Airlines are known to leave no stone unturned in seeking additional revenue streams (generally referred to as ancillary revenue), especially those with little to no cost. Airline auctions are a new tool being used by airlines to sell upgraded seats to the highest bidder in the days prior to a flight departure. As compared to simply giving such upgrades away to passengers based upon frequent flier status, airline auctions provide an immediate boost to revenues and profits.
Airline Auctions Explained
Premium airline seats often come with extremely high fares, which often results in such seats going unsold. As a result, airlines seek ways to fill these seats, including by offering upgrades to passengers who have purchased economy or other non-premium seats. Airline auctions involve the sale of upgraded seats, which may include first class, business class and premium coach seats. In addition, some airlines have even offered passengers the ability to purchase a seat next to an empty seat, offering what could be termed “neighbor-free” seating.
Airline auctions come in a variety of forms. Some auctions occur 48-72 hours prior to departure, while others occur at the gate prior to boarding. While the auctions that occur days prior to departure are often only made available to passengers with some sort of premium status with the airline, auctions at the gate are generally made available to all ticketed passengers, regardless of status.

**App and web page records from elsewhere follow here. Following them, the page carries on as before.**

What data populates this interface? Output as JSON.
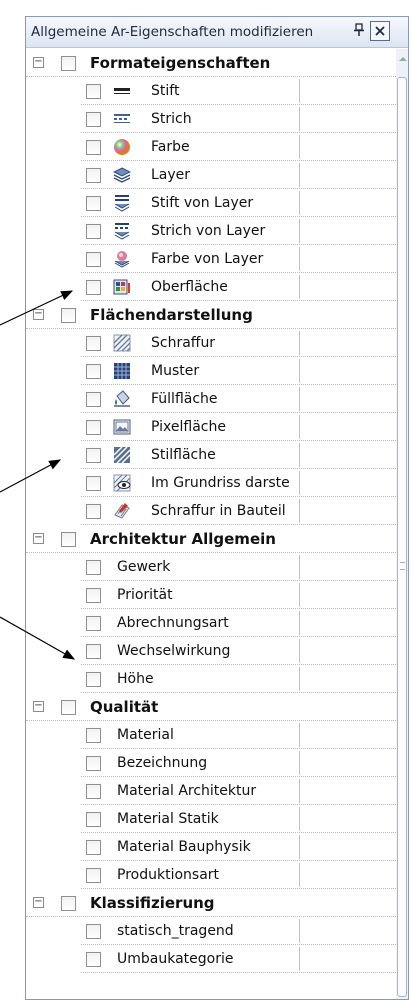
{
  "panel": {
    "title": "Allgemeine Ar-Eigenschaften modifizieren",
    "pin_glyph": "P",
    "close_glyph": "✕"
  },
  "groups": [
    {
      "label": "Formateigenschaften",
      "expander": "−",
      "items": [
        {
          "label": "Stift",
          "icon": "pen-icon"
        },
        {
          "label": "Strich",
          "icon": "line-style-icon"
        },
        {
          "label": "Farbe",
          "icon": "color-sphere-icon"
        },
        {
          "label": "Layer",
          "icon": "layer-stack-icon"
        },
        {
          "label": "Stift von Layer",
          "icon": "pen-from-layer-icon"
        },
        {
          "label": "Strich von Layer",
          "icon": "line-from-layer-icon"
        },
        {
          "label": "Farbe von Layer",
          "icon": "color-from-layer-icon"
        },
        {
          "label": "Oberfläche",
          "icon": "surface-icon"
        }
      ]
    },
    {
      "label": "Flächendarstellung",
      "expander": "−",
      "items": [
        {
          "label": "Schraffur",
          "icon": "hatching-icon"
        },
        {
          "label": "Muster",
          "icon": "pattern-icon"
        },
        {
          "label": "Füllfläche",
          "icon": "fill-bucket-icon"
        },
        {
          "label": "Pixelfläche",
          "icon": "pixel-image-icon"
        },
        {
          "label": "Stilfläche",
          "icon": "style-area-icon"
        },
        {
          "label": "Im Grundriss darste",
          "icon": "show-in-plan-icon"
        },
        {
          "label": "Schraffur in Bauteil",
          "icon": "hatch-in-component-icon"
        }
      ]
    },
    {
      "label": "Architektur Allgemein",
      "expander": "−",
      "items": [
        {
          "label": "Gewerk"
        },
        {
          "label": "Priorität"
        },
        {
          "label": "Abrechnungsart"
        },
        {
          "label": "Wechselwirkung"
        },
        {
          "label": "Höhe"
        }
      ]
    },
    {
      "label": "Qualität",
      "expander": "−",
      "items": [
        {
          "label": "Material"
        },
        {
          "label": "Bezeichnung"
        },
        {
          "label": "Material Architektur"
        },
        {
          "label": "Material Statik"
        },
        {
          "label": "Material Bauphysik"
        },
        {
          "label": "Produktionsart"
        }
      ]
    },
    {
      "label": "Klassifizierung",
      "expander": "−",
      "items": [
        {
          "label": "statisch_tragend"
        },
        {
          "label": "Umbaukategorie"
        }
      ]
    }
  ],
  "colors": {
    "panel_border": "#8c98ad",
    "annotation_arrow": "#000000"
  }
}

Prices paid in such auctions are not generally disclosed, but the general consensus is that such auctions result in total airfare for passengers that is a significant savings over the cost to purchase such upgraded seats at the point of initial purchase.

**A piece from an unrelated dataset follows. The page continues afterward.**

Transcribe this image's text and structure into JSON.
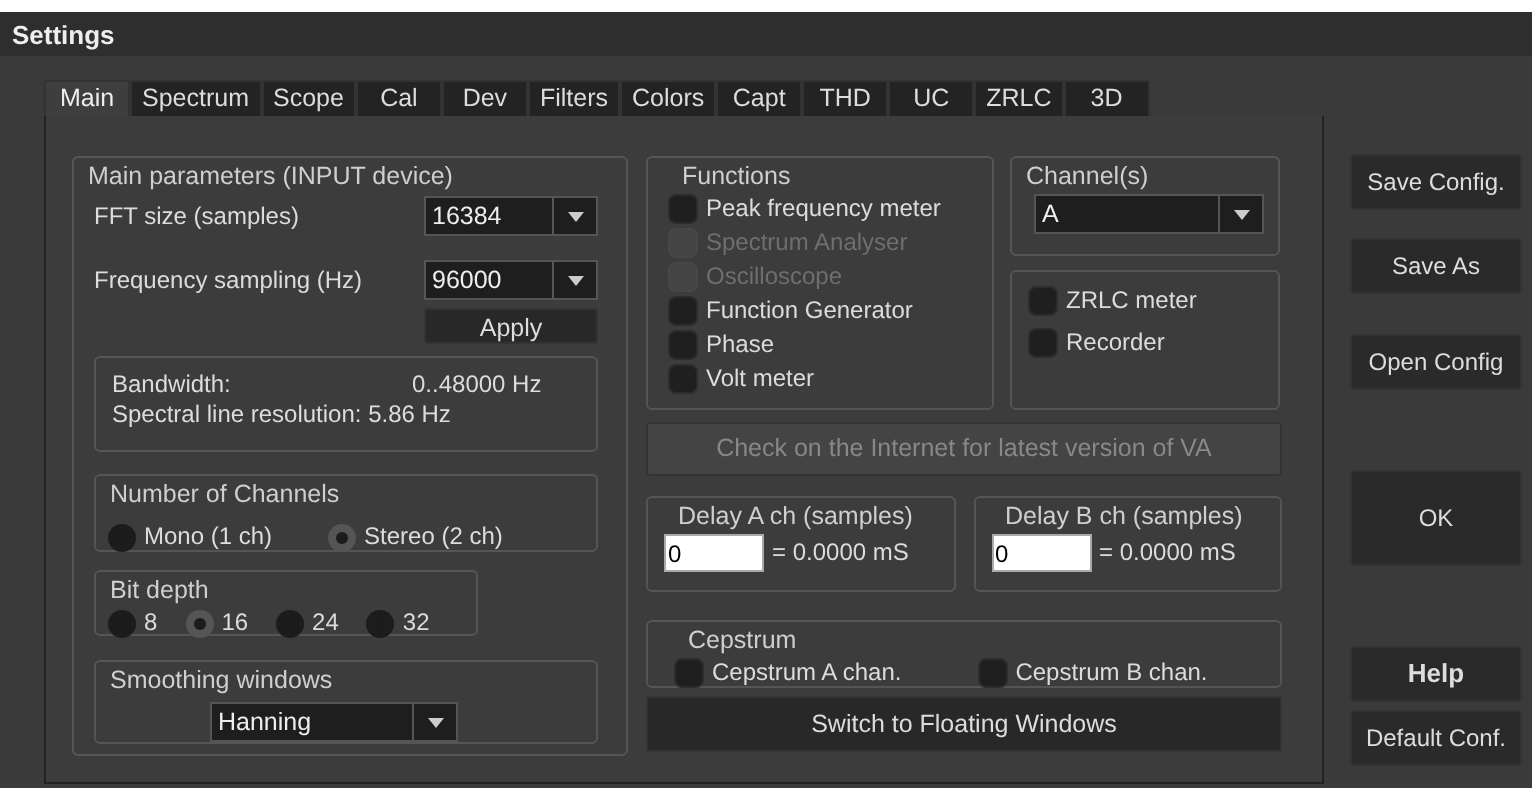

There are many international airlines who use auctions, but the practice is gaining momentum among U.S. carriers. Airlines such as Virgin America are testing auctions and American Airlines has indicated it may conduct future tests of auctions after previous conducting such tests. Other U.S. carriers are also monitoring auction trends.
Auctions are a notable departure from the historic practice of awarding seat upgrades for a small fee (international) or free (domestic) to those frequent fliers possessing “elite” status. For example, Delta hopes to use airline auctions to help reduce the portion of passengers in first class who have paid from only 11% a few years ago to 70% in the near future.
“Winners” under these airline auctions appear to be the airlines themselves based upon the potential revenue and profit streams. In addition, airline passengers without an elite frequent flier status may have the opportunity to obtain an upgraded seat and at a lower cost, which may have been unattainable without such auctions.
“Losers” under these airline auctions appear to be those frequent fliers with elite status, who previously may have been able to obtain such upgrades for free. Coupled with changes in the calculation of points to be based upon purchase price and not miles traveled, the widespread use of auctions would appear to greatly reduce the benefits of possessing elite frequent flier status when traveling.
As a result of the potential negative impact on the loyalty among an airline’s most profitable customers, the incremental revenues come with a risk.
Technology improvements have enhanced the ability for airlines to seek innovative ways to increase revenues. Unlike ancillary revenue streams such as baggage fees, airline auctions have the potential to increase revenues and the satisfaction among some travelers. However, for fliers who in the past were able to leverage their elite status for free or reduced cost upgrades, airline auctions that ignore flier status will be viewed negatively.
For passengers who are unable to purchase a seat upgrade through an airline auction, Seateroo provides another means for such passengers to obtain a preferred seat. Unlike an airline auction that relies upon unsold seat inventory, Seateroo provides a platform where passengers may swap seats with other passengers.